A shattered Mrs Donaldson said: “My 15 year-old daughter, Sally, spotted the fire when she smelled smoke and woke up. She reacted very quickly — she dashed downstairs and phoned the fire brigade straight away.

Mrs Donaldson said that she saw the fire brigade when she was returning from work at a nearby school.

“I was coming home from school when it happened. I saw the fire brigade, but did not even consider that the fire could be at my own home.”

When the fire brigade arrived the house was already in flames and when the blaze was eventually extinguished all the upstairs rooms had been destroyed. Downstairs suffered severe smoke and water damage.

The disaster has faced the Donaldsons with the dilemma of having to set up a new home elsewhere.

ARDGLASS — The organisers of the three-day Ardglass festival, which takes place next weekend, have made another appeal for more local help.

“We still need as many people as we can get to act as stewards and marshals to look after events,” a spokesman for the committee said. “This is a festival for the people of Ardglass and it’s up to them to help ensure its success.

However, he stressed that the festival plans were going well and were almost complete. “It’s going to be a terrific three days with fun and entertainment to cater for all tastes.”

One of the most original features of the festival is the spectacular T-shirts which have been been prepared. These aren’t just factory-printed, but are individually painted by local artists Noreen Milligan and Peter Rodgers, who also designed the motif.
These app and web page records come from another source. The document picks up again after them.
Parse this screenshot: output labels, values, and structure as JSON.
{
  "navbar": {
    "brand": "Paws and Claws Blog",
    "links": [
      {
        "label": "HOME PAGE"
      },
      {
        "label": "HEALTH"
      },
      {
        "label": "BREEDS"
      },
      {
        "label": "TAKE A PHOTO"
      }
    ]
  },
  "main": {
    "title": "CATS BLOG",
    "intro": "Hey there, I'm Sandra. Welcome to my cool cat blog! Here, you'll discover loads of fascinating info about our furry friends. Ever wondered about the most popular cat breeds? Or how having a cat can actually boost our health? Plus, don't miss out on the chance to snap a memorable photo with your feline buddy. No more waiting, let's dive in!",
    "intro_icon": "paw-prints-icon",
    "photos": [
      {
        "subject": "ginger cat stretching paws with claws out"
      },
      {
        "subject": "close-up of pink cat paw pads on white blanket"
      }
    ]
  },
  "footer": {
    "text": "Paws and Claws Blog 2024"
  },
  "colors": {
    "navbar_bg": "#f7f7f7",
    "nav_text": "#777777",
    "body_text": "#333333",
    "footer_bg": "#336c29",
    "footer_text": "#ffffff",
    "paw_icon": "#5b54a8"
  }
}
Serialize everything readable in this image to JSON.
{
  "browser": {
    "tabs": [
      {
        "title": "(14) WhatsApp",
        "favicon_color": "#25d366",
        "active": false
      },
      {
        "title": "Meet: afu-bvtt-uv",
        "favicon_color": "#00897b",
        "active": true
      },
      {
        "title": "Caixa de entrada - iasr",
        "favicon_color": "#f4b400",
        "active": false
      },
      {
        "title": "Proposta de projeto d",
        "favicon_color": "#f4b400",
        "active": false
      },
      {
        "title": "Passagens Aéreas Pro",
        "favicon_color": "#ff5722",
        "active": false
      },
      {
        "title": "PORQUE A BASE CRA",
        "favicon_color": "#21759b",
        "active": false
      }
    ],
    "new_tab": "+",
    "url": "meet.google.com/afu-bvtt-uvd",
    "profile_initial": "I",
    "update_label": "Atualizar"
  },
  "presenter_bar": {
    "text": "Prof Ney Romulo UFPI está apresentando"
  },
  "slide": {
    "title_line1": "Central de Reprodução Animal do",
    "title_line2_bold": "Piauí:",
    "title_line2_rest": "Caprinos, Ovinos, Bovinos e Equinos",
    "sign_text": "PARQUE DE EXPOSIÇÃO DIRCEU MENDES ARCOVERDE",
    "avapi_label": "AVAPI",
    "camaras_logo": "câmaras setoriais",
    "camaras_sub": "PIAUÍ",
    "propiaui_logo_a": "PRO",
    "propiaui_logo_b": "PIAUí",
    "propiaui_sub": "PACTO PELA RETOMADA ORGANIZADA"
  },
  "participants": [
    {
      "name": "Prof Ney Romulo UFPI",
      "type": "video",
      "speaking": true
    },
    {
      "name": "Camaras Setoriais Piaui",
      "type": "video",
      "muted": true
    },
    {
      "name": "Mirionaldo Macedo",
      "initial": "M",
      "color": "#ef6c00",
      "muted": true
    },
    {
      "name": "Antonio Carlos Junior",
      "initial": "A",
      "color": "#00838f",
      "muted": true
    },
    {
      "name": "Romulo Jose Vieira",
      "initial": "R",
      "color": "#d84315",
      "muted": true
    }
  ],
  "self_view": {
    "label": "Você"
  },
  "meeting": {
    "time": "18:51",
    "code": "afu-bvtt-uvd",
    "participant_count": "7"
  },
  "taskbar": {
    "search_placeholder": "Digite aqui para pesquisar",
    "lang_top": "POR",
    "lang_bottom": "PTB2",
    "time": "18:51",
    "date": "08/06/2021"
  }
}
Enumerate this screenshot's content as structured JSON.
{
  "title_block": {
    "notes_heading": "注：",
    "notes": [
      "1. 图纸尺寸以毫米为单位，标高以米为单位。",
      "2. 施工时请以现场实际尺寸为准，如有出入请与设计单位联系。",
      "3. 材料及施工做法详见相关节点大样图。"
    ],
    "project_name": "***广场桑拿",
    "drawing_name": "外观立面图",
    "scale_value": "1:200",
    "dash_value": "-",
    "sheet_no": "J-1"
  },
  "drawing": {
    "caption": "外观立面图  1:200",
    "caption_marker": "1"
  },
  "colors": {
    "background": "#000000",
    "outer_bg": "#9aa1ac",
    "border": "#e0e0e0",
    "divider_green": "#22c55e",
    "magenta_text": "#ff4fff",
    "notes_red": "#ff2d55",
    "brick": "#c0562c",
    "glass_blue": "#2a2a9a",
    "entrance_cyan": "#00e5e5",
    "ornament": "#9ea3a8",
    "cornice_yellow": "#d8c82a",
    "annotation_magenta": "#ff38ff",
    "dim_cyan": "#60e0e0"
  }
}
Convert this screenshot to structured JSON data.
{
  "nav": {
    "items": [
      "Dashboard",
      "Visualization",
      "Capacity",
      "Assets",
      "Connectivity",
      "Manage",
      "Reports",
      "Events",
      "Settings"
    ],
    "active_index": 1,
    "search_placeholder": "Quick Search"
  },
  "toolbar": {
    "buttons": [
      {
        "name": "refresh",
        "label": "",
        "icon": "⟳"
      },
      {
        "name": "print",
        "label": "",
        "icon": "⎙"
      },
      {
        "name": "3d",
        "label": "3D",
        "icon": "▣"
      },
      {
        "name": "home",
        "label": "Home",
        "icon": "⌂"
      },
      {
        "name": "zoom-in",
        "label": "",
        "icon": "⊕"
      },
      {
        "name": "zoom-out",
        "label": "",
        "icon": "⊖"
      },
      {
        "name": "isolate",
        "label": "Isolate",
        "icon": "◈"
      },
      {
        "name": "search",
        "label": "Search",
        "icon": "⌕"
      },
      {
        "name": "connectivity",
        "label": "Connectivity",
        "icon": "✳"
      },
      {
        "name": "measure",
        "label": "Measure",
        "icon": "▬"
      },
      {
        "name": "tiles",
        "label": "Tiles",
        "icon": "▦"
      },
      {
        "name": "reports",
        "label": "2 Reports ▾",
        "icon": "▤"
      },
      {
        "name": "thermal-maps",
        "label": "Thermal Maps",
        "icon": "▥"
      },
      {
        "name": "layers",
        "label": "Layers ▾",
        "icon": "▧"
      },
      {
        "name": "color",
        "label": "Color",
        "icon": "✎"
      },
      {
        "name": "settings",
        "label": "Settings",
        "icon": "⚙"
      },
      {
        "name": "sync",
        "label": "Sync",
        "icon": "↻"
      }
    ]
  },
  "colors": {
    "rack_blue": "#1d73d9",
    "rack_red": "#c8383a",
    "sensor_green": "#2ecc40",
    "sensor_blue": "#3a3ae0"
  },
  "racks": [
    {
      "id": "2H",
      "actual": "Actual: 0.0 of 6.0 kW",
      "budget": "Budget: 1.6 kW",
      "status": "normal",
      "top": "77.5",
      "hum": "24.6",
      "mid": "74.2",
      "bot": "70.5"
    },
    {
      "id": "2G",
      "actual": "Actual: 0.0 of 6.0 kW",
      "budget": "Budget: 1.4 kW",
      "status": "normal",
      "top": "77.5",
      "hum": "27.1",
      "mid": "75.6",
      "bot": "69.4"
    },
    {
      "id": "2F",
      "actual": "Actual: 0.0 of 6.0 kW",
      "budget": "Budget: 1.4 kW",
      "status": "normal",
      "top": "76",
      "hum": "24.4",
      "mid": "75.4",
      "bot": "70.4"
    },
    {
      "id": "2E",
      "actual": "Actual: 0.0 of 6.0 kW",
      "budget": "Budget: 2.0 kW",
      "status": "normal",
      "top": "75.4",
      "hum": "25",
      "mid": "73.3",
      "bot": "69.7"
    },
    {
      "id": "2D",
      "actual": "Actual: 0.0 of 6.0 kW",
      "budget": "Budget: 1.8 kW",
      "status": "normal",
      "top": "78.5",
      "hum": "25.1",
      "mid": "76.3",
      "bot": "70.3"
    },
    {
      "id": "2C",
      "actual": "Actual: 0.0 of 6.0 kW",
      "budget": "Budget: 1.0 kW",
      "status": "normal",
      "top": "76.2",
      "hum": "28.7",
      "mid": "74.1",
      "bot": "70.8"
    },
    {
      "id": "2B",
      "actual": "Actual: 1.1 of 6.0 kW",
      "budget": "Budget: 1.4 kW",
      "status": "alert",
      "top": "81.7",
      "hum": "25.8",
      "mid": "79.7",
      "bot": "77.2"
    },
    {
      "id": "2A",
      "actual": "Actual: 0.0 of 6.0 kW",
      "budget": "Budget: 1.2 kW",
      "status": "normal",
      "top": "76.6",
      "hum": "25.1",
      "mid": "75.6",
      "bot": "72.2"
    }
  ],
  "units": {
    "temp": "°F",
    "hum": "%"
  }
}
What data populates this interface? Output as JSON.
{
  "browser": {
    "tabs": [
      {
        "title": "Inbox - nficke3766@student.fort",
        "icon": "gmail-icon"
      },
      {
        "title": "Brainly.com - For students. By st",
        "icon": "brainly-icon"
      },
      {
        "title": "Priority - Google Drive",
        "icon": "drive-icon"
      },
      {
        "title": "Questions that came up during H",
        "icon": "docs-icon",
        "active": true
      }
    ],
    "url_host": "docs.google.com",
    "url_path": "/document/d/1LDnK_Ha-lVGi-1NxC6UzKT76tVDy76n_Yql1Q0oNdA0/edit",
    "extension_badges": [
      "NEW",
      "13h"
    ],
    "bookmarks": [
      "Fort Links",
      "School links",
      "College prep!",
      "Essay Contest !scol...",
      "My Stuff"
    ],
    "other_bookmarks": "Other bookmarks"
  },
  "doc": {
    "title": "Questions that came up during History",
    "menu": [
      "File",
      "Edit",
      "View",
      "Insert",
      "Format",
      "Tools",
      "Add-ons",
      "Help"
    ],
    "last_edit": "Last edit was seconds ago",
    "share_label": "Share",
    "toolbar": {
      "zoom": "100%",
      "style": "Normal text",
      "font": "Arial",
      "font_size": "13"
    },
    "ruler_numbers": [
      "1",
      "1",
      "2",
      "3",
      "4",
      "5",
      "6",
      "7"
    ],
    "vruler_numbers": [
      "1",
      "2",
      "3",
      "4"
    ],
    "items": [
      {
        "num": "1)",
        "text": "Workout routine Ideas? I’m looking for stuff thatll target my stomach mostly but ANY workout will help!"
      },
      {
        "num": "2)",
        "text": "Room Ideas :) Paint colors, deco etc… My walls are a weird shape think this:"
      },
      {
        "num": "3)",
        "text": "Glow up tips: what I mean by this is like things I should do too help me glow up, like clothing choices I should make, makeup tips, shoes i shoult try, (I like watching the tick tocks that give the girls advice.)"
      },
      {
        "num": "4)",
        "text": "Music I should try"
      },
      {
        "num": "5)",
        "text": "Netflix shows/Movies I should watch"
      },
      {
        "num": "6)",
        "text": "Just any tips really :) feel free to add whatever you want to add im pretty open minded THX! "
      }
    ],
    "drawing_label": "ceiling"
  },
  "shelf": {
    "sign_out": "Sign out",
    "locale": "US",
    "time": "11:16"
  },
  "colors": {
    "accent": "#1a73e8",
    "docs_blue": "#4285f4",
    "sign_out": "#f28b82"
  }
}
STRANGFORD — Strangford police hunted in the early hours of Sunday morning for a man who was prowling a house in the village. Occupants at the house heard a man at the window, but when they went outside he had gone. Police began a search of the area, but were unable to trace the mystery prowler.

KILCLIEF — A barbecue at Kilclief Castle on Friday night raised £400 for Muckamore Abbey building fund. It was organised by the staff of Downshire Hospital and provided a welcome opportunity for many people to enjoy performances by a number of folk groups.

BALLYHORNAN — Downpatrick detectives are investigating a fishy incident which occurred in Ballyhornan on Sunday when thieves broke into Strangford Fisheries and stole a large quantity of scampi from a freezer. They got into the freezer by breaking the locks on the doors.

GAA  — Down proudly crushed the challenge of Cavan to record their ninth Ulster senior football title with a 2-19 to 2-12 victory at St Tiernach’s Park, Clones on Sunday.

It was a magical display that brought back memories of those great ‘Red Devils’ of just over a decade ago. Cavan were humbled by a second half display that even had the Down fans gasping at its sheer brilliance.

The loudspeaker system announced that this was the biggest crowd at a final since 1947  and certainly the 45,000 present were treated by a smooth running, well-drilled and cohesive Down machine.

This was the vintage Down football that their fans had been waiting for.